Let’s talk about shelf life!
When formulating your product, understanding the shelf life of the oils you are using is an important step in ensuring quality and longevity for your customers.
If you’re anything like me, I don’t usually need to worry about the expiration of my cooking oils because I seem to go through them very quickly; that is, until a few months ago when I pulled out my grapeseed oil and opened the container. What a smell! While I usually love the smell of cooking oils (strange, I know), this oil smelled sour; it was the type of smell that immediately makes you want to throw the item in the garbage, tie up the bag, and toss it outside. Not the most appetizing thing to find right before making dinner, but it was really my own ignorance; after all, if I don’t use it and it looks fine, doesn’t that mean that it is fine?
Turns out, no. No it doesn’t.
Understanding the Longevity of Your Oils
There are many different types of oils, all made up of different properties and each one individual in its benefits. This can be a little confusing when you are trying to figure out the shelf life of your oils; keeping track of every expiration date can be a bit overwhelming! We’ve compiled a list of some of the most used oils to get you started.
3 Months or Less
Grapeseed Oil (don’t find out the hard way, like I did!)
Under 1 Year (6 months to 1 year)
Apricot kernel oil-I’ve included this here, but be mindful that its shelf life can range from 6 months to one year. Check before you use it if it has been over 6 months.
Evening Primrose Oil
Flax Seed Oil
Sweet Almond Oil
Coconut Oil-this can last a bit over one year, as always, check before use.
Emu Oil-this oil can actually last several years, if properly frozen.
Palm Kernel Oil
Properly Frozen Emu Oil
Fractionated Coconut Oil
Whew! Of course, that’s only a small sampling of the oils available, but the moral of this story is; make sure to check your oils before each use especially if it’s been awhile since you used it last.

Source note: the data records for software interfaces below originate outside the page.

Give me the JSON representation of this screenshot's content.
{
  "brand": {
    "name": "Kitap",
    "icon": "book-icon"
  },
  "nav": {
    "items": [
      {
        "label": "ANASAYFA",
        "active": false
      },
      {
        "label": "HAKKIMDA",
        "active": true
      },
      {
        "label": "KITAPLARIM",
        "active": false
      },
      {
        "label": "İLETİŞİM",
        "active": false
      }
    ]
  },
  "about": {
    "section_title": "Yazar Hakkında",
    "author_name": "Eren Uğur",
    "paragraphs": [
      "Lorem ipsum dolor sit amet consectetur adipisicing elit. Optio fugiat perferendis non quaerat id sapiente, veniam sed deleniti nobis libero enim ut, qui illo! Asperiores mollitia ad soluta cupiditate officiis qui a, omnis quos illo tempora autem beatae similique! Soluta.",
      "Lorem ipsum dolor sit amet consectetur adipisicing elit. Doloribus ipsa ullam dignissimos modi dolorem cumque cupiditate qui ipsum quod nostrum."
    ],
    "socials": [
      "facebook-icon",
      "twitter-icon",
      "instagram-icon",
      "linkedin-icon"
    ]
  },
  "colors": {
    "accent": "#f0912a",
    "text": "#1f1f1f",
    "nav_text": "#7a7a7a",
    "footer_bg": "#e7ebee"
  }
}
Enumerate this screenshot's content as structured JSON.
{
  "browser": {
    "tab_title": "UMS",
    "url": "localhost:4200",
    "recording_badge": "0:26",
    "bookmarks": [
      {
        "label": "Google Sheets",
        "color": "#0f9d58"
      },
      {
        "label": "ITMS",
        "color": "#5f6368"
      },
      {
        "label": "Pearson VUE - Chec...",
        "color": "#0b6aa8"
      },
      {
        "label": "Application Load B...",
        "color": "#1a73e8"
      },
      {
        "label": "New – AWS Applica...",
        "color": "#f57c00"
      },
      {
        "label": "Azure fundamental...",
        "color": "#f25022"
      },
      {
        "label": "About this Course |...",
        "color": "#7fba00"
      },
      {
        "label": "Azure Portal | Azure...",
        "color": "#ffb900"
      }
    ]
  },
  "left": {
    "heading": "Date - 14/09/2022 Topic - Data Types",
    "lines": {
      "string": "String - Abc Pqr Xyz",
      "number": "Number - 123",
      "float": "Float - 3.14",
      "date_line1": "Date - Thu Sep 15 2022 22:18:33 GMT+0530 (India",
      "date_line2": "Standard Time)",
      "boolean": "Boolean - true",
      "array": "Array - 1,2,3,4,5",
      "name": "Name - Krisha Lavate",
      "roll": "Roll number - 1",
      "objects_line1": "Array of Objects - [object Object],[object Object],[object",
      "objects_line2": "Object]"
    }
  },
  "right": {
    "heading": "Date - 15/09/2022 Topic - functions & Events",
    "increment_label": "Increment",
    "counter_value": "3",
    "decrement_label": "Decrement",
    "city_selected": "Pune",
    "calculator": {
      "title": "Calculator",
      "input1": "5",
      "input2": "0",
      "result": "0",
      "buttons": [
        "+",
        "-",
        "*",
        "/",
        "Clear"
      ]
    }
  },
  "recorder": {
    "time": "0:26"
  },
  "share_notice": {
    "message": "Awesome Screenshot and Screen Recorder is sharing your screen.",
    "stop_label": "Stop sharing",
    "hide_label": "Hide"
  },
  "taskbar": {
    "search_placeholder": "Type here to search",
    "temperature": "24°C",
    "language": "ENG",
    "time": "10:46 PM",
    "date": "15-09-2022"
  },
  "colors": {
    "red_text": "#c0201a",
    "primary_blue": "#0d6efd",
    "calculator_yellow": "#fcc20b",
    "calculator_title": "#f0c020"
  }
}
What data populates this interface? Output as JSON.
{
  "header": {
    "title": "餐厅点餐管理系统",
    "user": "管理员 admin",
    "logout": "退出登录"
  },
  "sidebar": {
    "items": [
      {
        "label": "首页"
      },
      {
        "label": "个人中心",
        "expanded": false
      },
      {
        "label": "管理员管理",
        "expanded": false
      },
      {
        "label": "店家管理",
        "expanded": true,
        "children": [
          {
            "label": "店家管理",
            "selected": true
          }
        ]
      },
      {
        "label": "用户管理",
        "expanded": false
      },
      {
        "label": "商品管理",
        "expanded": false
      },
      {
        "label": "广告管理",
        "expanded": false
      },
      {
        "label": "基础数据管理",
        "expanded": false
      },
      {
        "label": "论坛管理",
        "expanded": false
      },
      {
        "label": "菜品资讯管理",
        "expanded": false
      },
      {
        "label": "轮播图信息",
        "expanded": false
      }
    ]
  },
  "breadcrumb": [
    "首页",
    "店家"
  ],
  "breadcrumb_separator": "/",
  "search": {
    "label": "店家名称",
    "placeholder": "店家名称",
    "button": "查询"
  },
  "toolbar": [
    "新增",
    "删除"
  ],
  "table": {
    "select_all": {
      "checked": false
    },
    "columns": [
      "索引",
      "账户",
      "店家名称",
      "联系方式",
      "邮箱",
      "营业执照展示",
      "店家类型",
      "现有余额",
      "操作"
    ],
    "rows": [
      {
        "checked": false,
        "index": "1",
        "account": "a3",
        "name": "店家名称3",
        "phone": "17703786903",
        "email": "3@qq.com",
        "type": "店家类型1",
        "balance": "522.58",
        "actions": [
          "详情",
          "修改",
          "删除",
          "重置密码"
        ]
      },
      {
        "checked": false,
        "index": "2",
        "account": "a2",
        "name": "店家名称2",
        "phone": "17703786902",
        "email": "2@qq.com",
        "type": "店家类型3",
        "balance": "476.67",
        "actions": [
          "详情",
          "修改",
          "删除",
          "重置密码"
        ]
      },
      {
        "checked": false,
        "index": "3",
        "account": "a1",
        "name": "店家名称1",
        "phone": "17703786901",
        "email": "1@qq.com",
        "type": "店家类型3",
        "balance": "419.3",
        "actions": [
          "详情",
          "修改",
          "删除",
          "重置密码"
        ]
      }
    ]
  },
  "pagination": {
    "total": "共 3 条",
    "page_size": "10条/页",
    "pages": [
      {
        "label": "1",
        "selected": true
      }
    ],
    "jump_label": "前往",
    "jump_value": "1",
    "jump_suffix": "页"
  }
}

Anti-oxidants are substances that prevent oxidation in materials such as oils. Using an anti-oxidant in your product can help to extend its shelf life by preventing the breakdown of the building blocks of your lotions, scrubs, etc. Consider adding grapefruit seed extract or vitamin e oil to shield your oils from oxidation. Keep in mind, anti-oxidants are different than preservatives in that they do not contain anti-microbial properties; if you are producing a product that contains water or a product that may get wet in the container (like scrubs), check out our article about preservatives to understand how to avoid unwanted bacterial, fungal and mold growth.
Keeping track of numerous expiration dates doesn’t have to be an insurmountable challenge. Use a binder/notebook or digital spreadsheet to keep track of not only the quantity of your supplies, but their expirations. This documentation will help you to gain a better understanding of the shelf life of your overall product, and also help you decide whether or not to add an anti-oxidant or preservative based on the expected time frame of your sales.
Most importantly, learn from my grapeseed debacle-check your oils every time to avoid a sour final product!